EXERCISE AIM: Among the lines of the material below, how many carry the word "beside"? Only the number is wanted.

DATA PROVIDED:
★ ★ ★ ★
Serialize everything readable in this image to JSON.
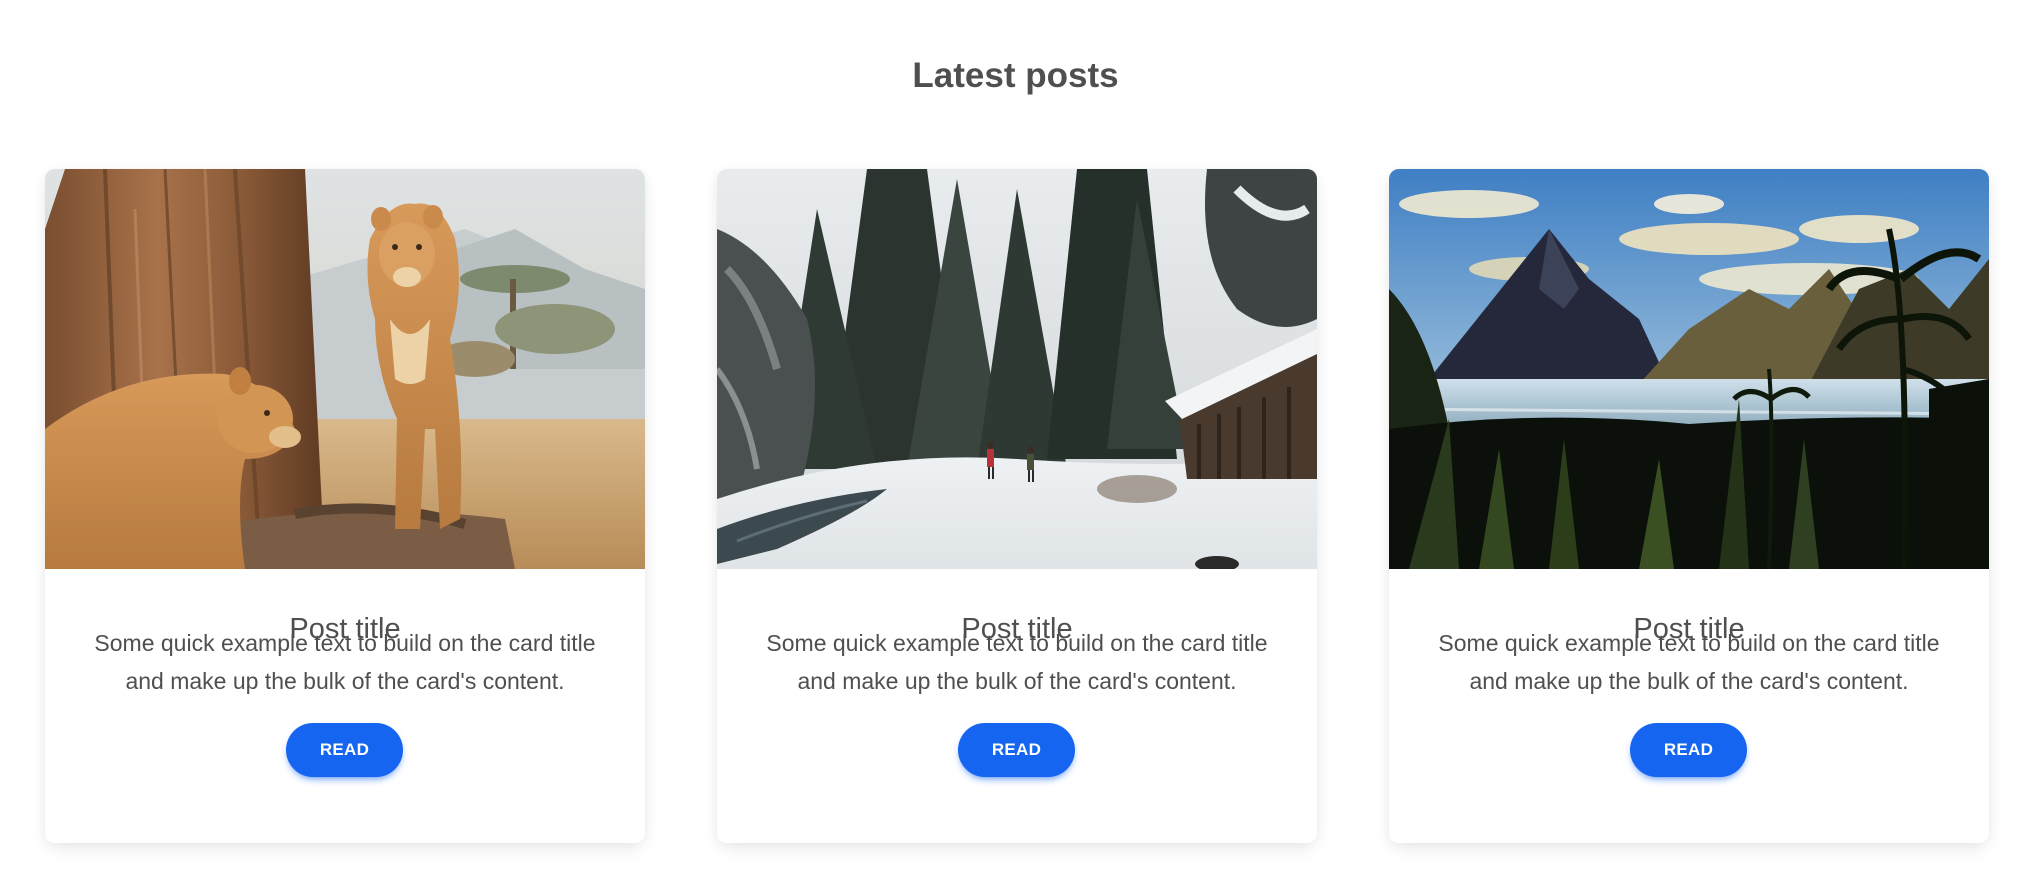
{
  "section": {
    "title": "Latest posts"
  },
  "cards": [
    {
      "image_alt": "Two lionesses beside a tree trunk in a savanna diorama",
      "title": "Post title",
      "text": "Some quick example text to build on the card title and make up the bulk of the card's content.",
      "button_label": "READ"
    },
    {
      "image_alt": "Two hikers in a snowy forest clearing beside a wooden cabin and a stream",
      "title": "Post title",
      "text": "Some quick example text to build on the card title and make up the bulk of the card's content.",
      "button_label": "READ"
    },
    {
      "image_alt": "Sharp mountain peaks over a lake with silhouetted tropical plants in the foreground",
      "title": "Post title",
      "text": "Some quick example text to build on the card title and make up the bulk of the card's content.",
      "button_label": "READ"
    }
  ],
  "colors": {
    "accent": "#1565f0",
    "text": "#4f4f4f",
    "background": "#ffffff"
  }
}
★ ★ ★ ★
WRITTEN RESPONSE: 2